Many, many years ago my roommate (FOS) and I took a road trip during Spring Break. Without planning exactly where we wanted to go, we set out in his Ford Mustang ensuring that we drove south out of Chicago. Eventually we made our way to Arkansas and stayed there for a day. (Aside: I played cricket for the first time after I came to the US at an impromptu pick-up game on a tennis court after midnight. I still remember how many runs I scored and I got out that day!)
From Arkansas we meandered back north, sidestepping Chicago, and moving into Wisconsin. We did not know anyone in Wisconsin to bunk with, so as a last resort we stopped off at the Harrington Beach State Park and rented a campsite (we were smart enough to pack a couple of tents before embarking on our road trip). The campsite had a mandatory lights-out policy after a certain time and FOS and I went for a walk towards the nearby beach after dark.
As we walked towards the water, I was admiring and talking about the view when I heard a soft thump. I turned around and found FOS on the ground, staring and pointing up at the sky. I looked up and I do not know when my knees went weak and when I fell to the ground. All I know is that I was lying on my back and looking up at a sky I had never seen before.
I had read and heard about the Milky Way Galaxy but had never seen it personally. That day in Wisconsin, for the first time in my life I got a good look at a sky that was filled with stars. That day the question of how unimportant us humans are in the cosmic scheme of things became starkly apparent. Since that night I have never wondered why our mythology is filled with references to stars and planets and ascribe many awe-inspiring stories to them.
The question of whether we are alone in the universe (you know what I mean) has got to have one of two answers. With so, so, so, so many other stars and planets out there, surely the earth cannot be the only one with sentient life forms? And if, on the other hand, we are the only planet in the entire universe with sentient life forms then all I can say is - what a waste.
Even today, when I take long drives out west beyond the artificial lights of the city I look skywards and am reminded of that glorious night sky from way back when.

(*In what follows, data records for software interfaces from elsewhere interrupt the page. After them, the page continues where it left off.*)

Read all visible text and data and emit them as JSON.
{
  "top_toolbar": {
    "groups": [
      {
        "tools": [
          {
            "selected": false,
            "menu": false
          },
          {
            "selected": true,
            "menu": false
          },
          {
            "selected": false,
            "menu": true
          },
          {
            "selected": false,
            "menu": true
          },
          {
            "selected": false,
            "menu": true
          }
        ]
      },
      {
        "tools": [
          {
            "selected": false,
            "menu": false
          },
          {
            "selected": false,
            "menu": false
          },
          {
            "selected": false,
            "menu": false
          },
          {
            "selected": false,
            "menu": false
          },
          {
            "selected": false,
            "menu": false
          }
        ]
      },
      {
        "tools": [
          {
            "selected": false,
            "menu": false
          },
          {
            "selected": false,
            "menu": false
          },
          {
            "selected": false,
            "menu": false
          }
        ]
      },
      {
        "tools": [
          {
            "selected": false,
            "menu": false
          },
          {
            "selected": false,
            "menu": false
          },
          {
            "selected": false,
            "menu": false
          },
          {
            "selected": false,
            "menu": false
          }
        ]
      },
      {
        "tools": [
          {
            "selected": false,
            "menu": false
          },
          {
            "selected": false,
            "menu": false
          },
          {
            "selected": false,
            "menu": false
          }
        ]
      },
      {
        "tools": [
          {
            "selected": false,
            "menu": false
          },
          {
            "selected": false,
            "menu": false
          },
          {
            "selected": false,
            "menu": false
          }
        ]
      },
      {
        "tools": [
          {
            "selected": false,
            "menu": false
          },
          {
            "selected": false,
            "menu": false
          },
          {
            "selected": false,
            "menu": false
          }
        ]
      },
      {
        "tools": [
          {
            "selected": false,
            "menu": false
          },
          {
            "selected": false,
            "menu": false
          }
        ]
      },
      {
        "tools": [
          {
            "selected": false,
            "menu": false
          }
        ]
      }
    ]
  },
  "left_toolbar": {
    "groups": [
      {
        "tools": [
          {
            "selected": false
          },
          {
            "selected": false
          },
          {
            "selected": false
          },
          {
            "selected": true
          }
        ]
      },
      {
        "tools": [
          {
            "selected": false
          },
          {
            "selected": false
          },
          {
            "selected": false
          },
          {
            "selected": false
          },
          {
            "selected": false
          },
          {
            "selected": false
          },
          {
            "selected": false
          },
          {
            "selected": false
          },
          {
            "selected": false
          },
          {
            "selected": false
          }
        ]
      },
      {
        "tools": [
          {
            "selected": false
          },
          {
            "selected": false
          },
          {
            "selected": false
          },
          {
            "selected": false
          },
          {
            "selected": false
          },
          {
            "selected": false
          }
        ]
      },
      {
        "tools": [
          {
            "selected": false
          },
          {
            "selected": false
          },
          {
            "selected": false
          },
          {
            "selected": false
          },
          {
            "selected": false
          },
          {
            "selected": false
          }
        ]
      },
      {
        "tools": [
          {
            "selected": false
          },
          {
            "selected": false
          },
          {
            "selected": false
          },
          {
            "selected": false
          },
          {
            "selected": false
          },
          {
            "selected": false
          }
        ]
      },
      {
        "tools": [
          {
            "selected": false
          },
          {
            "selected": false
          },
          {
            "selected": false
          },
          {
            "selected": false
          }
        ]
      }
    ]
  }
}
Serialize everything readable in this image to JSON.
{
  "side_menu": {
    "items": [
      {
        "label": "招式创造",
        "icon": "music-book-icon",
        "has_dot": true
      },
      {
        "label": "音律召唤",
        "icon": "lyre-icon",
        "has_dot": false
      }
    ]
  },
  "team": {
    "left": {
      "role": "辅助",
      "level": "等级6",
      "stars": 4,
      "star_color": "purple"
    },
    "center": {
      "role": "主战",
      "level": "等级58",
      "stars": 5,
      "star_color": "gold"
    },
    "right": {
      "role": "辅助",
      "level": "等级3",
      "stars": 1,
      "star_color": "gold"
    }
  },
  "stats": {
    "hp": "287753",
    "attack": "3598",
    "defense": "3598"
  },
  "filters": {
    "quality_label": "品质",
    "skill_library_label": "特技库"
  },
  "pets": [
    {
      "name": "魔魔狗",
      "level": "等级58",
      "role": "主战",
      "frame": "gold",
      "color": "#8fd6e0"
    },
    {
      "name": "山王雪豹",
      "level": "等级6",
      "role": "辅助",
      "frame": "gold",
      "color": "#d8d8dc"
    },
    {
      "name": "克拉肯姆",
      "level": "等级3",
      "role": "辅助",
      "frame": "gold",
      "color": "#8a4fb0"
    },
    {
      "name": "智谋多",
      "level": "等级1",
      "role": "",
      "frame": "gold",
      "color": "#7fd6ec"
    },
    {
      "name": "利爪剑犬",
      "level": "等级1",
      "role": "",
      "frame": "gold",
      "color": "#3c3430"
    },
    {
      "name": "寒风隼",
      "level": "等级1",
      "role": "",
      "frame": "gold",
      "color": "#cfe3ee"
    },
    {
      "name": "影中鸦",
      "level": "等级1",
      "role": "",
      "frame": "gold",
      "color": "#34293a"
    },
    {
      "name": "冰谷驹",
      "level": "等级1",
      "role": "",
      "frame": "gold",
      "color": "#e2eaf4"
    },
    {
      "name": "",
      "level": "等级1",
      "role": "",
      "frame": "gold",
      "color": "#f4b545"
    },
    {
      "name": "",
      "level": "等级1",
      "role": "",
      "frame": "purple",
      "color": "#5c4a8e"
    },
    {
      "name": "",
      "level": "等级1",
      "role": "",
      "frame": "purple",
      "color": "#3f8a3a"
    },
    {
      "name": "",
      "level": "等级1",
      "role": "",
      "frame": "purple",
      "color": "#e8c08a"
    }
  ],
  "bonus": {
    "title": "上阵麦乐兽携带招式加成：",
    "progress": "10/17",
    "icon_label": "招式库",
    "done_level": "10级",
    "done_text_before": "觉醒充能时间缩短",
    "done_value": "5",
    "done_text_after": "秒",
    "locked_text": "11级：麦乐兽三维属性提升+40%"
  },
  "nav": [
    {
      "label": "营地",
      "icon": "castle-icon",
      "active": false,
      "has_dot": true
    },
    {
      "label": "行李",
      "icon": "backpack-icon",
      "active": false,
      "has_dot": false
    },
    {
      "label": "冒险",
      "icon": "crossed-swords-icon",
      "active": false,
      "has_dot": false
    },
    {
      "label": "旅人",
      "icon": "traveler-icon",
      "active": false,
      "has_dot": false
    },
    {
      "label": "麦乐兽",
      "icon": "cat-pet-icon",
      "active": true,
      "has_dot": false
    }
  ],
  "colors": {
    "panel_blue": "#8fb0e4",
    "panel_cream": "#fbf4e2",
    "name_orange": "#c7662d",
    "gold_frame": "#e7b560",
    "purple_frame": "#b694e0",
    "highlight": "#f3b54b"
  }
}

This is roughly what I saw that day (especially from the 0:50-0:55 mark).